I­n some cases, we know what causes anorgasmia (the inability to reach orgasm). Drugs like Celexa, Zoloft and Paxil -- known as SSRIs, or selective seratonin reuptake inhibitors -- are often used to treat depression, anxiety and other mental illnesses. Like most drugs, however, they can have side effects. For some people, this includes sexual ones, including anorgasmia. But why? SSRIs can decrease the brain's production of dopamine, the neurotransmitter that provides pleasurable feelings and reinforces a person's desire to once again perform the action that brought him or her pleasure. Sometimes the problem goes away on its own, or it can be resolved by switching to a different antidepressant or taking another drug in addition to the SSRI. However, a small number of people experience post-SSRI sexual dysfunction (PSSD) that lasts for days, weeks, months or even years after discontinuing use of an SSRI. The cause of this dysfunction isn't understood, as stopping the SSRI allows dopamine production to return to normal.

The Dutch studies about orgasms (mentioned earlier), along with others, have also been the basis for continuing research in helping women who are anorgasmic. Dr. Barry Komisaruk at Rutgers University is currently studying women who are anorgasmic and women who are constantly aroused sexually but are unable to reach orgasm. The latter group of women were each put in an MRI scanner where they could see their brain activity on a monitor. Their brain scans showed that the brain thought they were in fact constantly being sexually stimulated. The women then used imagery and other neurofeedback exercises to calm their brains. Dr. Komisaruk believes that anorgasmic women could also learn to read and react to their brain activity to try to reach orgasm.

Perhaps more unusual-sounding than orgasmia is the concept of orgasms that have nothing to do with the genitalia at all. Some people can orgasm from being touched in other places on the body, such as the nipples.

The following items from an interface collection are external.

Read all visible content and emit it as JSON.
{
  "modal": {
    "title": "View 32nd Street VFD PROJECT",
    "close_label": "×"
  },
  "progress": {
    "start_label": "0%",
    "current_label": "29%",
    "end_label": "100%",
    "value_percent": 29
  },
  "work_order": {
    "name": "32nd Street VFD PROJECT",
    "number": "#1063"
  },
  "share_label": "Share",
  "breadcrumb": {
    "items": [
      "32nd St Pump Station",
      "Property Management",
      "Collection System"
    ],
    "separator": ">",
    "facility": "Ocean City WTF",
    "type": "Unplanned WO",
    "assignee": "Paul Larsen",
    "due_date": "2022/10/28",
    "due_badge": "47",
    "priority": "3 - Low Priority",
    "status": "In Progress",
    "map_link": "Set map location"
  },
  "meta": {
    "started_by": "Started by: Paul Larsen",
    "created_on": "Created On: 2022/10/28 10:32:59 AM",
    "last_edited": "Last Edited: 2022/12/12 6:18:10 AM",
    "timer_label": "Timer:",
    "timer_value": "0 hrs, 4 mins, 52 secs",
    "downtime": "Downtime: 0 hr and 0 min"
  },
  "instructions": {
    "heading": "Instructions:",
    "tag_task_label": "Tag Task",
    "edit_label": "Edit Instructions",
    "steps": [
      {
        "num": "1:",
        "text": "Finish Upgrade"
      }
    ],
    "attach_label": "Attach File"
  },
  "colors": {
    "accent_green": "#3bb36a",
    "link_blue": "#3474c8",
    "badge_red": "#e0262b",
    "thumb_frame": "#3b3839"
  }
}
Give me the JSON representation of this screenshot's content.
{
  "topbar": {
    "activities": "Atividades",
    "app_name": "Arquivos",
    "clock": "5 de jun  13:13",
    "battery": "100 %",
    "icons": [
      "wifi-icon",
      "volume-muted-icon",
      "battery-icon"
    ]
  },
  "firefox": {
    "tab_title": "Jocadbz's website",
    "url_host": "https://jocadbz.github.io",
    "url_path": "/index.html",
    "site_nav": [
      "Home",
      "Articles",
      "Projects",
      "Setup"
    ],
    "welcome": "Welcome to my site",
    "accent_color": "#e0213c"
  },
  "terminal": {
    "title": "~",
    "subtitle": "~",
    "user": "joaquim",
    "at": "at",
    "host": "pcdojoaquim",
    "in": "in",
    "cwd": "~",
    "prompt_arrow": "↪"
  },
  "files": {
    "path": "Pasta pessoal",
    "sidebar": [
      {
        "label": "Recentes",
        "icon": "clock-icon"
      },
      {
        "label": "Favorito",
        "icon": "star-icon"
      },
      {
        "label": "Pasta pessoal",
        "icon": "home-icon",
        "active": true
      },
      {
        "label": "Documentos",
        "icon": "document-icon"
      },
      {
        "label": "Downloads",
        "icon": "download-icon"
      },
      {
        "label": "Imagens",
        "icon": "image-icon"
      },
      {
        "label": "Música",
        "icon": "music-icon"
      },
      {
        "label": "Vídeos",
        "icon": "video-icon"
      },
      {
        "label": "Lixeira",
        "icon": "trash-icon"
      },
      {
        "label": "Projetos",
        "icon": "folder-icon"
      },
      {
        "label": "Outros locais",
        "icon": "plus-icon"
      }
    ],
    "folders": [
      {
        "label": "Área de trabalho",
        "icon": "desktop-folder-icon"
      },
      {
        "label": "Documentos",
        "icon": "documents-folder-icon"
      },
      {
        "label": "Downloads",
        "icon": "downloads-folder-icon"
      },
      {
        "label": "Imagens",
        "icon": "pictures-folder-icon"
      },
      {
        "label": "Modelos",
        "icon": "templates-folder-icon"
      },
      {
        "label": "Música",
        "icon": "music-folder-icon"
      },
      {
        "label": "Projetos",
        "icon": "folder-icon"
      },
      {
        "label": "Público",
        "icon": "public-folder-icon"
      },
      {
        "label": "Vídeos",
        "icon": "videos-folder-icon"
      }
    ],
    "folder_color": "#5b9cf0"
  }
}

In this case, researchers believe that the sensations in the nipples are transmitted to the same areas of the brain that receive information from the genitals. However, people have also reported actually feeling orgasms in other parts of their bodies, including their hands and feet. Several people have even described having orgasms in limbs that were no longer there. One reason may be the layout of the cortical homunculus, a map that shows how different places of the brain's sensory and motor cortices correspond to the organs and limbs of the body. A person who feels an orgasm in a phantom foot, for example, may have experienced a remapping of the senses because the foot is located next to the genitals in the homunculus. The foot is no longer there to provide sensation, so the area for genital sensation took over the space.

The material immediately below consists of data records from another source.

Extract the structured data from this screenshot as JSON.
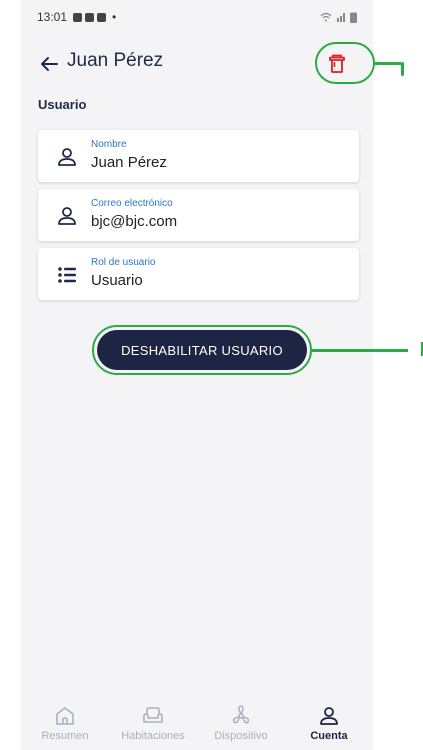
{
  "status_bar": {
    "time": "13:01",
    "dot": "•"
  },
  "header": {
    "title": "Juan Pérez",
    "back_icon": "arrow-left-icon",
    "delete_icon": "trash-icon"
  },
  "section": {
    "label": "Usuario"
  },
  "fields": [
    {
      "label": "Nombre",
      "value": "Juan Pérez",
      "icon": "person-icon"
    },
    {
      "label": "Correo electrónico",
      "value": "bjc@bjc.com",
      "icon": "person-icon"
    },
    {
      "label": "Rol de usuario",
      "value": "Usuario",
      "icon": "list-icon"
    }
  ],
  "actions": {
    "disable_label": "DESHABILITAR USUARIO"
  },
  "nav": {
    "items": [
      {
        "label": "Resumen",
        "icon": "home-icon",
        "active": false
      },
      {
        "label": "Habitaciones",
        "icon": "armchair-icon",
        "active": false
      },
      {
        "label": "Dispositivo",
        "icon": "fan-icon",
        "active": false
      },
      {
        "label": "Cuenta",
        "icon": "person-icon",
        "active": true
      }
    ]
  },
  "colors": {
    "accent": "#1e2444",
    "delete": "#e02020",
    "annotation": "#2eaa44",
    "link": "#2a78c2"
  }
}
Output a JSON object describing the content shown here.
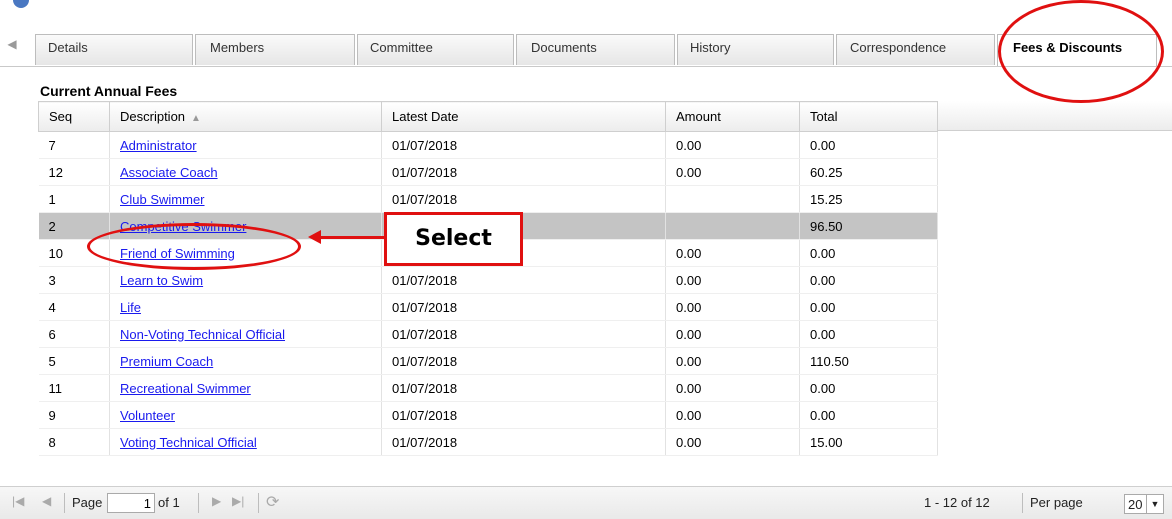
{
  "tabs": [
    {
      "label": "Details"
    },
    {
      "label": "Members"
    },
    {
      "label": "Committee"
    },
    {
      "label": "Documents"
    },
    {
      "label": "History"
    },
    {
      "label": "Correspondence"
    },
    {
      "label": "Fees & Discounts",
      "active": true
    }
  ],
  "section_title": "Current Annual Fees",
  "table": {
    "columns": [
      "Seq",
      "Description",
      "Latest Date",
      "Amount",
      "Total"
    ],
    "sort_column": "Description",
    "sort_direction": "ascending",
    "selected_row": 3,
    "rows": [
      {
        "seq": "7",
        "description": "Administrator",
        "date": "01/07/2018",
        "amount": "0.00",
        "total": "0.00"
      },
      {
        "seq": "12",
        "description": "Associate Coach",
        "date": "01/07/2018",
        "amount": "0.00",
        "total": "60.25"
      },
      {
        "seq": "1",
        "description": "Club Swimmer",
        "date": "01/07/2018",
        "amount": "",
        "total": "15.25"
      },
      {
        "seq": "2",
        "description": "Competitive Swimmer",
        "date": "",
        "amount": "",
        "total": "96.50"
      },
      {
        "seq": "10",
        "description": "Friend of Swimming",
        "date": "01/07/2018",
        "amount": "0.00",
        "total": "0.00"
      },
      {
        "seq": "3",
        "description": "Learn to Swim",
        "date": "01/07/2018",
        "amount": "0.00",
        "total": "0.00"
      },
      {
        "seq": "4",
        "description": "Life",
        "date": "01/07/2018",
        "amount": "0.00",
        "total": "0.00"
      },
      {
        "seq": "6",
        "description": "Non-Voting Technical Official",
        "date": "01/07/2018",
        "amount": "0.00",
        "total": "0.00"
      },
      {
        "seq": "5",
        "description": "Premium Coach",
        "date": "01/07/2018",
        "amount": "0.00",
        "total": "110.50"
      },
      {
        "seq": "11",
        "description": "Recreational Swimmer",
        "date": "01/07/2018",
        "amount": "0.00",
        "total": "0.00"
      },
      {
        "seq": "9",
        "description": "Volunteer",
        "date": "01/07/2018",
        "amount": "0.00",
        "total": "0.00"
      },
      {
        "seq": "8",
        "description": "Voting Technical Official",
        "date": "01/07/2018",
        "amount": "0.00",
        "total": "15.00"
      }
    ]
  },
  "pager": {
    "page_label": "Page",
    "page_value": "1",
    "of_label": "of 1",
    "range_text": "1 - 12 of 12",
    "per_page_label": "Per page",
    "per_page_value": "20"
  },
  "annotation": {
    "label": "Select",
    "color": "#e01010"
  },
  "icons": {
    "scroll_left": "arrow-left-icon",
    "first_page": "first-page-icon",
    "prev_page": "prev-page-icon",
    "next_page": "next-page-icon",
    "last_page": "last-page-icon",
    "refresh": "refresh-icon",
    "dropdown": "chevron-down-icon"
  },
  "colors": {
    "link": "#1a1aee",
    "selected_row": "#c4c4c4",
    "annotation": "#e01010"
  }
}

Although we now know more about how orgasms impact the brain than ever before, there's still a lot that we don't know. For example, scientists are still debating the evolutionary reason behind the female orgasm. But it's probably safe to say that most people aren't too concerned about the "why" -- they'd prefer to focus on the whos, whats and whens of sex.

For more articles you might like on sex, the brain and sex on the brain, try the links on the next page.